Skip to main content

U.S. stocks ended almost flat on Wednesday, after the Federal Reserve provided another round of economic stimulus but added that monetary policy cannot overcome the effects of the so-called "fiscal cliff."

The S&P 500 closed at 1428.48, up 0.64 point or zero per cent. That's about 10 points below its intraday high but good enough to count as a sixth consecutive day of gains. The blue-chip Dow Jones industrial average closed at 13,245.45, down 2.99 points.

In Canada, the S&P/TSX composite index closed at 12,353.09, up 70.73 points or 0.6 per cent, after the commodities-heavy index benefited from a rally in materials stocks.

The gyrations followed the latest monetary policy statement from the Federal Reserve, in which it announced plans to buy $45-billion (U.S.) in Treasury securities each month, starting in the New Year. The central bank also said it would keep its key interest rate exceptionally low as long as the unemployment rate remained above 6.5 per cent.

The commitment to low rates and additional stimulus sent stocks higher in midday trading. However, the rally faded after Fed chairman Ben Bernanke cautioned in a press conference that monetary policy can only go so far in counteracting the effects of automatic tax increases and spending cuts should Washington not agree on a budget.

Berkshire Hathaway Inc. rose 2.4 per cent after it announced it was buying back $1.2-billion (U.S.) of its own shares, signalling that Warren Buffett sees value close to home these days. The company also raised the value at which it would make future buybacks, to 120 per cent of book value from 110 per cent.

Apple Inc. fell 0.4 per cent after reports suggested that the technology company is moving forward with its plan to produce television sets.

Research In Motion Ltd. continued its rally, rising 5.8 per cent.
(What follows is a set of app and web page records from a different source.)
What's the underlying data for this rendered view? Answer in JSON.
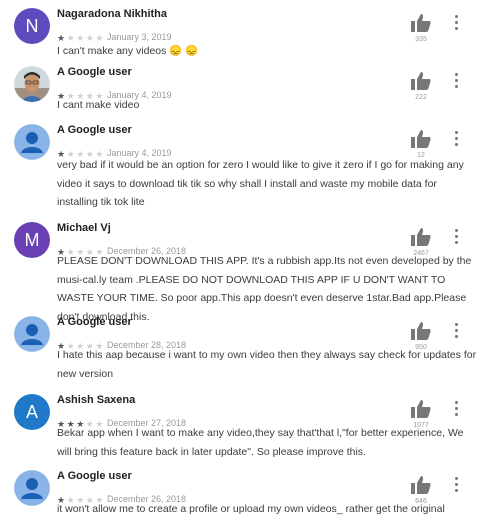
{
  "reviews": [
    {
      "name": "Nagaradona Nikhitha",
      "initial": "N",
      "avatar": "letter",
      "color": "#5e4bbd",
      "rating": 1,
      "date": "January 3, 2019",
      "likes": "335",
      "text": "I can't make any videos 😞 😞"
    },
    {
      "name": "A Google user",
      "initial": "",
      "avatar": "photo",
      "color": "#8ab4e8",
      "rating": 1,
      "date": "January 4, 2019",
      "likes": "222",
      "text": "I cant make video"
    },
    {
      "name": "A Google user",
      "initial": "",
      "avatar": "generic",
      "color": "#8ab4e8",
      "rating": 1,
      "date": "January 4, 2019",
      "likes": "12",
      "text": "very bad if it would be an option for zero I would like to give it zero if I go for making any video it says to download tik tik so why shall I install and waste my mobile data for installing tik tok lite"
    },
    {
      "name": "Michael Vj",
      "initial": "M",
      "avatar": "letter",
      "color": "#6a3fb4",
      "rating": 1,
      "date": "December 26, 2018",
      "likes": "2467",
      "text": "PLEASE DON'T DOWNLOAD THIS APP. It's a rubbish app.Its not even developed by the musi-cal.ly team .PLEASE DO NOT DOWNLOAD THIS APP IF U DON'T WANT TO WASTE YOUR TIME. So poor app.This app doesn't even deserve 1star.Bad app.Please don't download this."
    },
    {
      "name": "A Google user",
      "initial": "",
      "avatar": "generic",
      "color": "#8ab4e8",
      "rating": 1,
      "date": "December 28, 2018",
      "likes": "950",
      "text": "I hate this aap because i want to my own video then they always say check for updates for new version"
    },
    {
      "name": "Ashish Saxena",
      "initial": "A",
      "avatar": "letter",
      "color": "#1f78c8",
      "rating": 3,
      "date": "December 27, 2018",
      "likes": "1077",
      "text": "Bekar app when I want to make any video,they say that'that l,\"for better experience, We will bring this feature back in later update\". So please improve this."
    },
    {
      "name": "A Google user",
      "initial": "",
      "avatar": "generic",
      "color": "#8ab4e8",
      "rating": 1,
      "date": "December 26, 2018",
      "likes": "646",
      "text": "it won't allow me to create a profile or upload my own videos_ rather get the original"
    }
  ],
  "icons": {
    "thumb": "thumbs-up-icon",
    "more": "more-vert-icon",
    "star": "star-icon"
  }
}
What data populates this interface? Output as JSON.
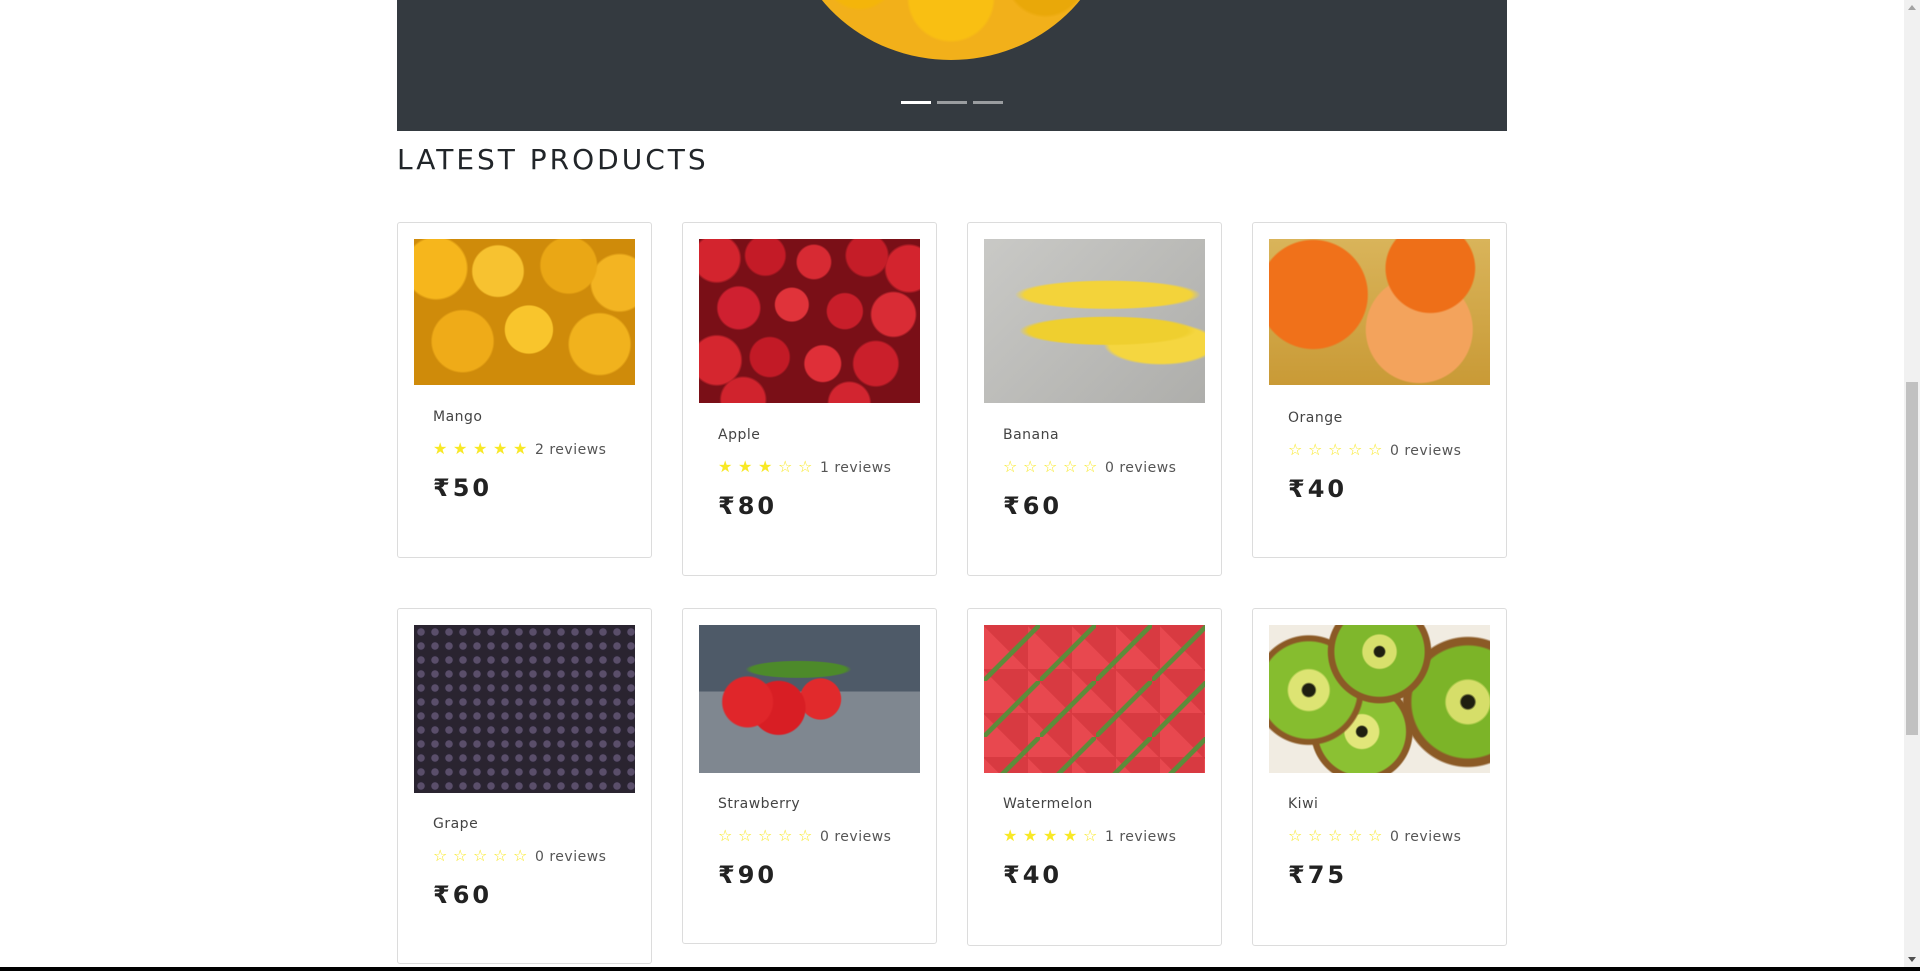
{
  "carousel": {
    "indicator_count": 3,
    "active_index": 0
  },
  "section": {
    "title": "LATEST PRODUCTS"
  },
  "products": [
    {
      "name": "Mango",
      "rating": 5,
      "reviews": "2 reviews",
      "price": "₹50",
      "image": "mango"
    },
    {
      "name": "Apple",
      "rating": 3,
      "reviews": "1 reviews",
      "price": "₹80",
      "image": "apple"
    },
    {
      "name": "Banana",
      "rating": 0,
      "reviews": "0 reviews",
      "price": "₹60",
      "image": "banana"
    },
    {
      "name": "Orange",
      "rating": 0,
      "reviews": "0 reviews",
      "price": "₹40",
      "image": "orange"
    },
    {
      "name": "Grape",
      "rating": 0,
      "reviews": "0 reviews",
      "price": "₹60",
      "image": "grape"
    },
    {
      "name": "Strawberry",
      "rating": 0,
      "reviews": "0 reviews",
      "price": "₹90",
      "image": "strawberry"
    },
    {
      "name": "Watermelon",
      "rating": 4,
      "reviews": "1 reviews",
      "price": "₹40",
      "image": "watermelon"
    },
    {
      "name": "Kiwi",
      "rating": 0,
      "reviews": "0 reviews",
      "price": "₹75",
      "image": "kiwi"
    }
  ],
  "colors": {
    "carousel_bg": "#343a40",
    "star": "#f8e825",
    "card_border": "#dcdcdc"
  },
  "icons": {
    "star_full": "star-filled-icon",
    "star_empty": "star-outline-icon"
  }
}
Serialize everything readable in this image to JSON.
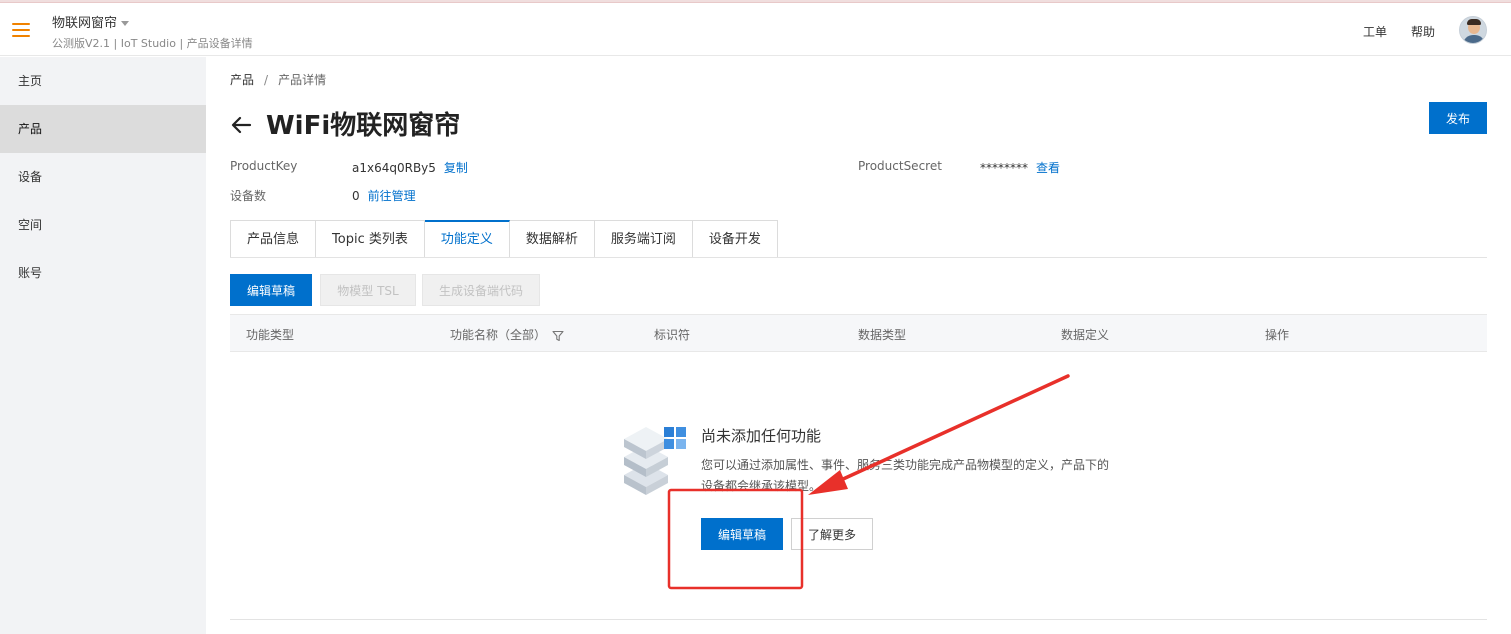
{
  "header": {
    "app_title": "物联网窗帘",
    "app_subtitle": "公测版V2.1 | IoT Studio | 产品设备详情",
    "work_order": "工单",
    "help": "帮助"
  },
  "sidebar": {
    "items": [
      {
        "label": "主页"
      },
      {
        "label": "产品"
      },
      {
        "label": "设备"
      },
      {
        "label": "空间"
      },
      {
        "label": "账号"
      }
    ]
  },
  "breadcrumb": {
    "root": "产品",
    "separator": "/",
    "current": "产品详情"
  },
  "page": {
    "title": "WiFi物联网窗帘",
    "publish_label": "发布"
  },
  "meta": {
    "product_key_label": "ProductKey",
    "product_key_value": "a1x64q0RBy5",
    "copy_link": "复制",
    "product_secret_label": "ProductSecret",
    "product_secret_value": "********",
    "view_link": "查看",
    "device_count_label": "设备数",
    "device_count_value": "0",
    "manage_link": "前往管理"
  },
  "tabs": [
    {
      "label": "产品信息"
    },
    {
      "label": "Topic 类列表"
    },
    {
      "label": "功能定义"
    },
    {
      "label": "数据解析"
    },
    {
      "label": "服务端订阅"
    },
    {
      "label": "设备开发"
    }
  ],
  "toolbar": {
    "edit_draft": "编辑草稿",
    "tsl": "物模型 TSL",
    "generate_code": "生成设备端代码"
  },
  "table": {
    "columns": [
      "功能类型",
      "功能名称（全部）",
      "标识符",
      "数据类型",
      "数据定义",
      "操作"
    ]
  },
  "empty": {
    "title": "尚未添加任何功能",
    "description": "您可以通过添加属性、事件、服务三类功能完成产品物模型的定义，产品下的设备都会继承该模型。",
    "edit_draft": "编辑草稿",
    "learn_more": "了解更多"
  },
  "colors": {
    "accent": "#0070cc",
    "brand_orange": "#f08200",
    "annotation_red": "#e8302a"
  }
}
The latest bump followed leaked images of its new line of phones, using the BlackBerry 10 platform that is attracting a lot of positive buzz.

Canadian National Railway Co. fell 0.5 per cent, even though Cascade Investment, controlled by Bill Gates, said that it had increased its stake to about 12 per cent.